Data to use: Begin

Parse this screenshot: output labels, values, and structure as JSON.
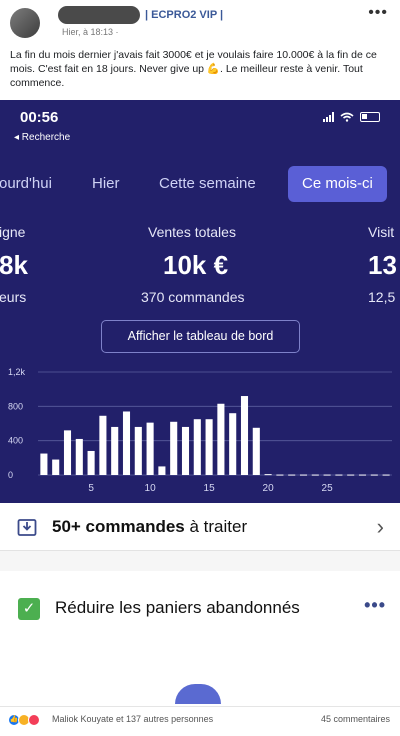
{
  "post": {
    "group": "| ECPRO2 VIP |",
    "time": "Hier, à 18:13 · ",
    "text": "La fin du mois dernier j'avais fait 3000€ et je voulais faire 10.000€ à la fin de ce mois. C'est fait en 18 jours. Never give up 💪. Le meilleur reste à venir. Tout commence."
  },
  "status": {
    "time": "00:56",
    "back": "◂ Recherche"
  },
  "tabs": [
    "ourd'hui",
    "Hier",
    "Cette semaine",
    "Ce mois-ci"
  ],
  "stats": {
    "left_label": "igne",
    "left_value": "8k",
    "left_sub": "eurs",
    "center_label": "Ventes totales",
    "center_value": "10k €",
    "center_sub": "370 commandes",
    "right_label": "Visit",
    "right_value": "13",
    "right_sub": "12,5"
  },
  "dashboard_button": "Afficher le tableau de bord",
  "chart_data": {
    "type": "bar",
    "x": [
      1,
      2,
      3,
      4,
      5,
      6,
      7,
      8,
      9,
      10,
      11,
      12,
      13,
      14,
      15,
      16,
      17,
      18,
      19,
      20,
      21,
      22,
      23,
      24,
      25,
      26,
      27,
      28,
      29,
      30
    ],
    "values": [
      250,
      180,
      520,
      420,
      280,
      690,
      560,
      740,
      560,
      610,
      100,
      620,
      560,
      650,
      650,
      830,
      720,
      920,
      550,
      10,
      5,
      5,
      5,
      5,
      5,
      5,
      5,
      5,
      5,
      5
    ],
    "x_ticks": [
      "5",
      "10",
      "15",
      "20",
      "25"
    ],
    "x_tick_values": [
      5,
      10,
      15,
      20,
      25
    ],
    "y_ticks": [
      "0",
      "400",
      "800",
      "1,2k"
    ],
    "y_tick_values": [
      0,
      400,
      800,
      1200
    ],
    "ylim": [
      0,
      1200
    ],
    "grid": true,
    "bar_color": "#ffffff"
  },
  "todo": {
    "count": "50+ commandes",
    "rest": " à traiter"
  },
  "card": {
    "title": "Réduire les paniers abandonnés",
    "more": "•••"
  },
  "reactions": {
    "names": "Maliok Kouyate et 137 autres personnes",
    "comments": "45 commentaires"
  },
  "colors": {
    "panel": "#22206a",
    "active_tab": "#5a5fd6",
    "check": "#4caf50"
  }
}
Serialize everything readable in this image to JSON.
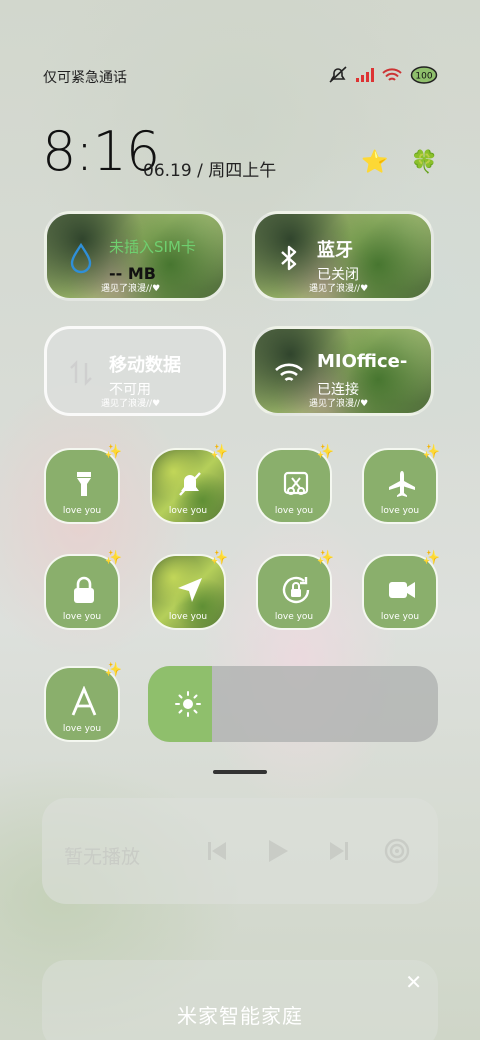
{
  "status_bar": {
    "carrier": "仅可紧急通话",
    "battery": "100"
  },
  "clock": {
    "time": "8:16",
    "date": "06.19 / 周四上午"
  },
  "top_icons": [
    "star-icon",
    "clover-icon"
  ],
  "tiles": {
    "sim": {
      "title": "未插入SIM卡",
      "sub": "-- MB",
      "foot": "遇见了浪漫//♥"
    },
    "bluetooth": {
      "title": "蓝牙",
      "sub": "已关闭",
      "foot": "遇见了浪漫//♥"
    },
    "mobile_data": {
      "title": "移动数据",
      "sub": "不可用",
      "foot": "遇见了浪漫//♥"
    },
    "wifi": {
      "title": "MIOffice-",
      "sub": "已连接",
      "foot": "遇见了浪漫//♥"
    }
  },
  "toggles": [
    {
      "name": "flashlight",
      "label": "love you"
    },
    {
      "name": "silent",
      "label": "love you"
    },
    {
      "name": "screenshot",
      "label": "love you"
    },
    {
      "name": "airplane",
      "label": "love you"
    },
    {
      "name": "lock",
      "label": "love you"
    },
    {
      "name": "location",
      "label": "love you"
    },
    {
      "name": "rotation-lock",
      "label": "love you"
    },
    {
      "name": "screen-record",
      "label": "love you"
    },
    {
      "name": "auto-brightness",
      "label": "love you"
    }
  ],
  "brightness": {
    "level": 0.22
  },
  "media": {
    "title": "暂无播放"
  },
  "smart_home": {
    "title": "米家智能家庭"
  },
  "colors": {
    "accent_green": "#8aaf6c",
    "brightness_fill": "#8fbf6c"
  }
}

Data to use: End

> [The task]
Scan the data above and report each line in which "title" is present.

> [Finished exercise]
    "title": "Réduire les paniers abandonnés",
      "title": "未插入SIM卡",
      "title": "蓝牙",
      "title": "移动数据",
      "title": "MIOffice-",
    "title": "暂无播放"
    "title": "米家智能家庭"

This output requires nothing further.